Update 26.05.2015

Today I would rather recommend using Ansible than Chef. I made a switch some time ago. Ansible is just simpler and works great for my purposes.

Here goes the original post:

I said “forced to learn”, although it’s not that I don’t like learning new technologies. In fact, I love it! However, there are technologies which are pleasure to learn and those which are painful. I approached Chef a couple of times before - read a blog post and then headed to the official docs, but quickly backed out after reading a few pages. I don’t know what the reason was - the layout, the language or the organisation of the pages. Maybe it was just me not focused enough on the content - although I tried very hard.

What I want to say in the blog post is that learning Chef was really hard for me. And if you are in a similar situation as I was - you tried to learn Chef but failed - I want to give you a bit of motivation to start again.

There are many benefits:

  • Performing the same operation on each server is no longer a problem. When you have to repeat exactly the same set of commands on the second server - it’s just boring. And when people are bored they often make mistakes. Each consecutive server means a greater chance of making a mistake. Not to mention “oh! I fotgot about this one server” mistakes.

  • Consistent state on every server. No more surprises about the location of config files, log files and running services. You can be explicit about software versions to ensure that everything runs in exactly the same way everywhere

  • Fast bootstraping of a new server. You can have a new server up and running in under 15 minutes or less (depends on whether you have to compile nginx with passenger or not… :) ).

  • Configuration testing is easy - just change the version of some package, deploy it to a fresh server instance, check if it works, destroy the test server and apply configuration to all your servers (assuming that you use cloud instances and bootstraping a new server for an hour costs you nothing)

  • Community-driven recipes.
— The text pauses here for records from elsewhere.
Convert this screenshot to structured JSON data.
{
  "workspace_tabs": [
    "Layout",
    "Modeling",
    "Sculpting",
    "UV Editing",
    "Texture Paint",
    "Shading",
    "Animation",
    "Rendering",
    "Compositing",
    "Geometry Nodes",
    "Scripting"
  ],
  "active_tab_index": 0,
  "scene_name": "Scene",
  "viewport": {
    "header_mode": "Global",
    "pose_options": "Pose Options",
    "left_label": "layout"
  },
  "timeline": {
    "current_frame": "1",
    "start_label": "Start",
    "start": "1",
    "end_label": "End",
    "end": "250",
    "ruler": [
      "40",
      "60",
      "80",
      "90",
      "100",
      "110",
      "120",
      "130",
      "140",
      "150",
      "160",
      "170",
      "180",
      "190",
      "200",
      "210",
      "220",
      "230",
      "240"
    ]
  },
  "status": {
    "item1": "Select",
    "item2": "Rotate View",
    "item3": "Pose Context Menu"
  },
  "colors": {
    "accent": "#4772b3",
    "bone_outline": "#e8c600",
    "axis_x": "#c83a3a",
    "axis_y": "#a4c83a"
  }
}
You can leverage knowledge and best practices of other people. Probably they know better what the best default config is.

  • Dependencies between servers stored in central server. Simple use case: “open port 8080 on node A for nodes with role app”. Far better than hardcoding IP addresses and forgetting about it when a new node is added. And that’s just tip of the iceberg - you can do more with Chef search

I hope that the benefits above will motivate you again to start learning Chef.